progvisions - visions on progressive & symphonic rock

progVisions

progVisions is a progressive rock e-zine, published in English and made by an international group of members.

progVisions login

progVisions login for administrators to get access to the admin pages.


progVisions

progVisions is a progressive rock e-zine, published in English and made by an international group of members. Our objective is to become a centre of information that contributes to the knowledge, growth and development of progressive rock.

album reviews

album review

Chroma Key - You go now - 2000

This American band can be placed besides groups of modern rock as Radiohead, The Gathering, the last Marillion or Porcupine Tree in "Stupid dream" and "Lightbulb sun", with its resemblance's and differences. Chroma Key is Kevin Moore's band, ex-Dream Theater’s excellent exkeyboardist, who takes charge of the voices, keyboards and bass, and guitarist David Iscove. In 1998 they released their first work "Dead air for radios" that was very well received by the mainstream press as a good example of electronic rock, that we know has a strong dose of hidden progressive influences.

Two years later, the formation has returned to the market with "You go now", an album that shows the maturity of Moore without moving away from the patterns of the former work. Atmospheric sounds of keyboards a la Floyd in "Meddle", rhythms and electronic percussion (more powerful than in the former album) and collages and motley and dark sound yokels. It is a similar work to "Lightbulb sun" of the Porcupine, but much more dark, with brilliant compositions, a great virtuosity to the production, intimate atmospheres, easy to digest, of dark blue and gray patterns of a perfect elegance, although it doesn't come close to the heights of the band of Wilson.

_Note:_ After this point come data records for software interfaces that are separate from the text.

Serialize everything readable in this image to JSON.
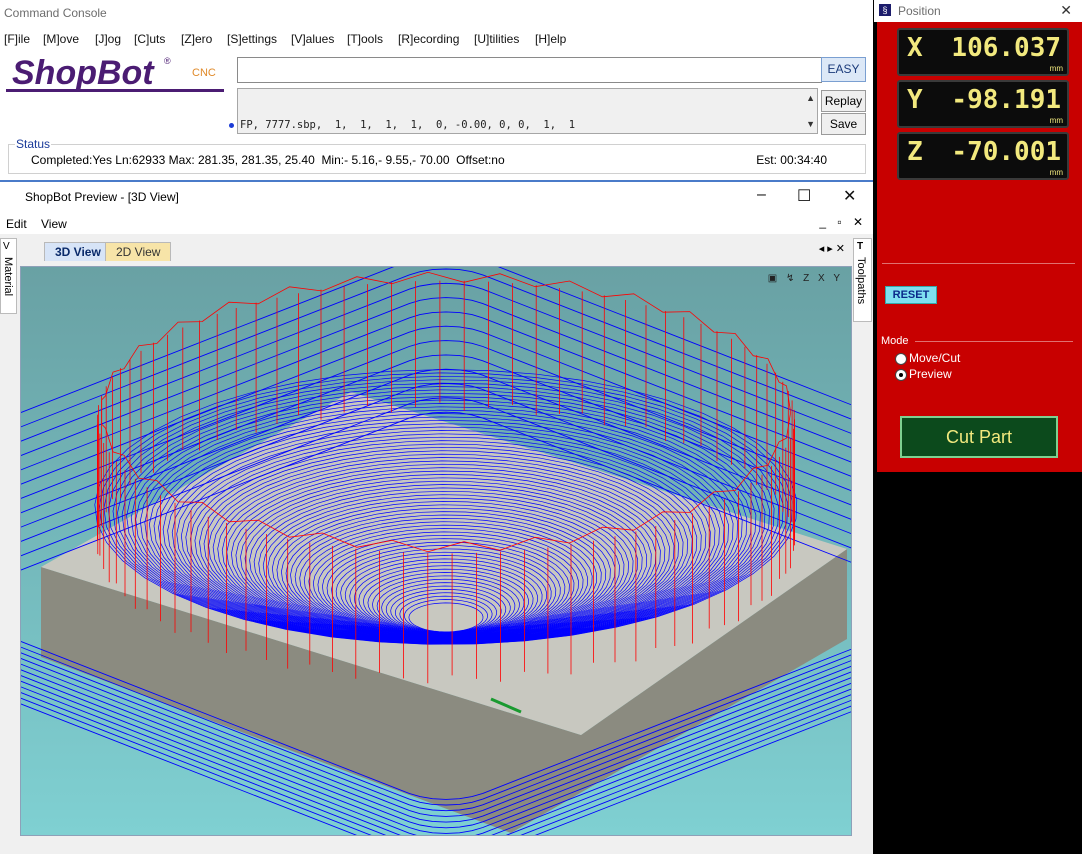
{
  "console": {
    "title": "Command Console",
    "menu": [
      "[F]ile",
      "[M]ove",
      "[J]og",
      "[C]uts",
      "[Z]ero",
      "[S]ettings",
      "[V]alues",
      "[T]ools",
      "[R]ecording",
      "[U]tilities",
      "[H]elp"
    ],
    "logo_text": "ShopBot",
    "logo_sub": "CNC",
    "logo_mark": "®",
    "command_value": "",
    "easy_label": "EASY",
    "history_line": "FP, 7777.sbp,  1,  1,  1,  1,  0, -0.00, 0, 0,  1,  1",
    "replay_label": "Replay",
    "save_label": "Save",
    "status_label": "Status",
    "status_text": "Completed:Yes Ln:62933 Max: 281.35, 281.35, 25.40  Min:- 5.16,- 9.55,- 70.00  Offset:no",
    "est_text": "Est: 00:34:40"
  },
  "preview": {
    "title": "ShopBot Preview - [3D View]",
    "menu": [
      "Edit",
      "View"
    ],
    "tabs": [
      "3D View",
      "2D View"
    ],
    "left_panel": "Material",
    "right_panel": "Toolpaths",
    "view_icons": [
      "zoom-extents-icon",
      "iso-view-icon",
      "top-view-icon",
      "front-view-icon",
      "side-view-icon"
    ]
  },
  "position": {
    "title": "Position",
    "x_axis": "X",
    "x_value": "106.037",
    "y_axis": "Y",
    "y_value": "-98.191",
    "z_axis": "Z",
    "z_value": "-70.001",
    "unit": "mm",
    "reset_label": "RESET",
    "mode_label": "Mode",
    "mode_options": [
      "Move/Cut",
      "Preview"
    ],
    "mode_selected": "Preview",
    "cut_part_label": "Cut Part"
  },
  "colors": {
    "panel_red": "#c80000",
    "readout_yellow": "#f2e97e",
    "viewport_bg": "#6aa9ac",
    "toolpath_blue": "#0000ff",
    "toolpath_red": "#ff0000"
  }
}
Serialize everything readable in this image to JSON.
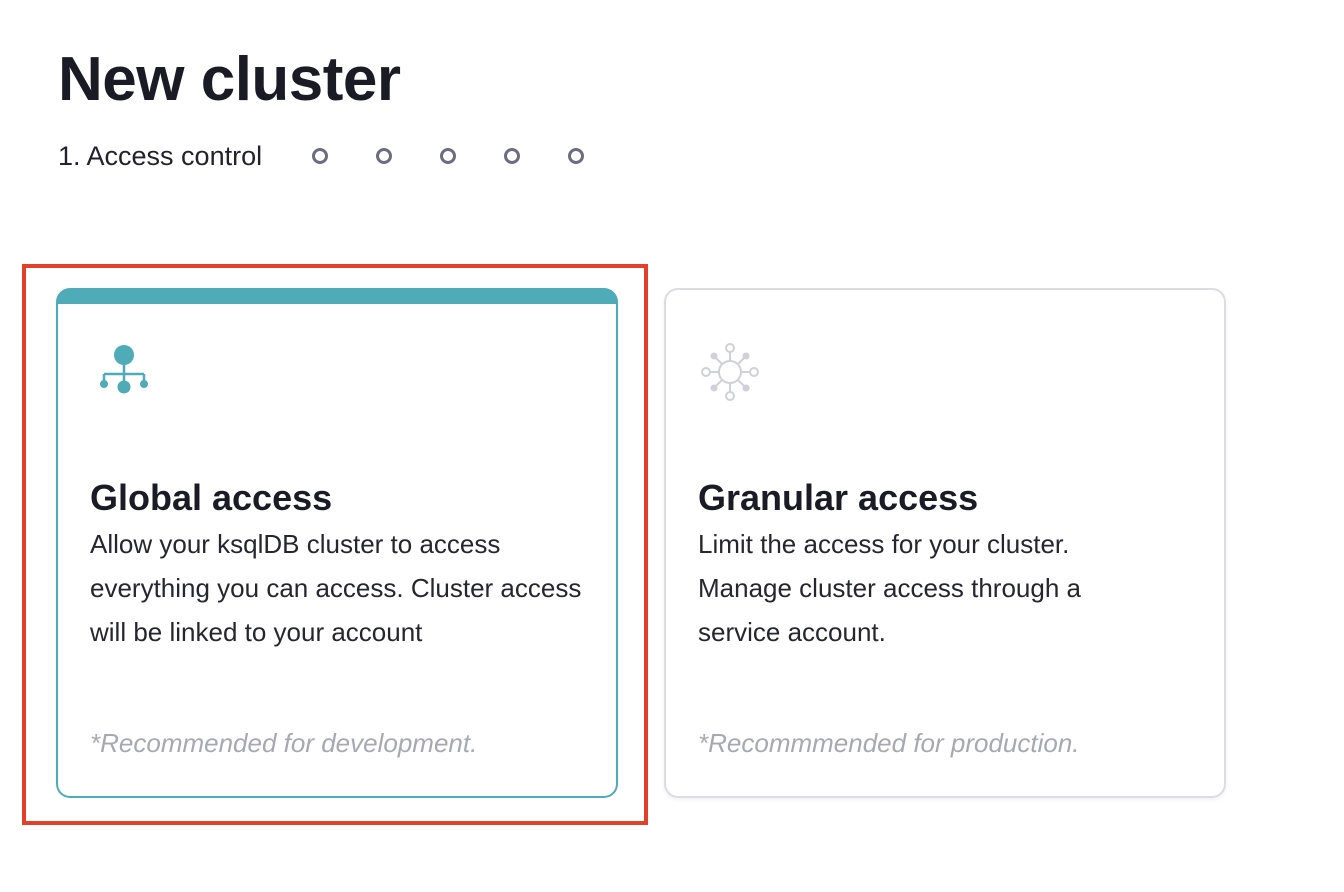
{
  "page": {
    "title": "New cluster"
  },
  "stepper": {
    "current_step_label": "1. Access control",
    "pending_steps": [
      "step-2",
      "step-3",
      "step-4",
      "step-5",
      "step-6"
    ]
  },
  "cards": {
    "global": {
      "icon": "hierarchy-icon",
      "title": "Global access",
      "description": "Allow your ksqlDB cluster to access everything you can access. Cluster access will be linked to your account",
      "note": "*Recommended for development.",
      "selected": true,
      "accent_color": "#4fabb8"
    },
    "granular": {
      "icon": "network-hub-icon",
      "title": "Granular access",
      "description": "Limit the access for your cluster. Manage cluster access through a service account.",
      "note": "*Recommmended for production.",
      "selected": false
    }
  },
  "highlight": {
    "color": "#e2402a"
  }
}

"Get back in the car" (5:02) is the best example, a piece that moves in a mid tempo with an excellent sound quality, strongly leaning in the rhythm section, marking with firm feet the steps, hugging soft keyboards, sound effects, and a voice that surprises, fitting to perfection with a melancholic tone of great merit. "Another permanent address" (5:03) delivers some more speed and introduces a powerful guitar that mixes with the fingers of a Moore that seems to be playing a love game with the keyboards, caressing them gently. We don't find, neither we will, in this album broken fragments modeled as the old progressive usage, it is a lineal but intense work, with rock of great quality and suggestive. "Nice to know" (4:28) follows the pattern, serving a perfect digestive third dish. The project of this excellent keyboard player follows with disturbing music with pieces like "Lunar" (3:14) that surprise for its simple perfection. "When you drive" (5:24) is another beautiful piece with many samples, including the vocals, male and female of diverse registrations. "Subway" (4:34) takes the CD to one of its most intense benchmarks, and we don't speak of intensity sound but of emotions. With a storm of keys and synthesizers that will make you shiver. This last part of the CD is perfect to be heard under a summer night full of stars. It is a certainly astrological part. The typical astronaut voices fill "Please hang up" (1:56) and the dynamic "Astronaut down" (4:56) that accelerate to the maximum this sound satellite that seems not to stop surprising, with a magnificent rhythm section, coming closer now to the genre, from the more neo side. "You go now" (4:23) closes the album in the best way, with an exercise of controlled improvisation of many of the elements used in the album and mainly leaving us the sign of emotion.

In summary, a good work of modern electronic-progressive-psychedelic rock, in which there are moments with good ideas and interesting developments, but that in general becomes a little boring because the sound should be impelled with more aggressiveness. A correct album.

Jordi Costa - August 2000
rating - SPV

 

Logo 140

your source for:

Albums reviews
Book reviews
Concert reviews
DVD reviews
Prog links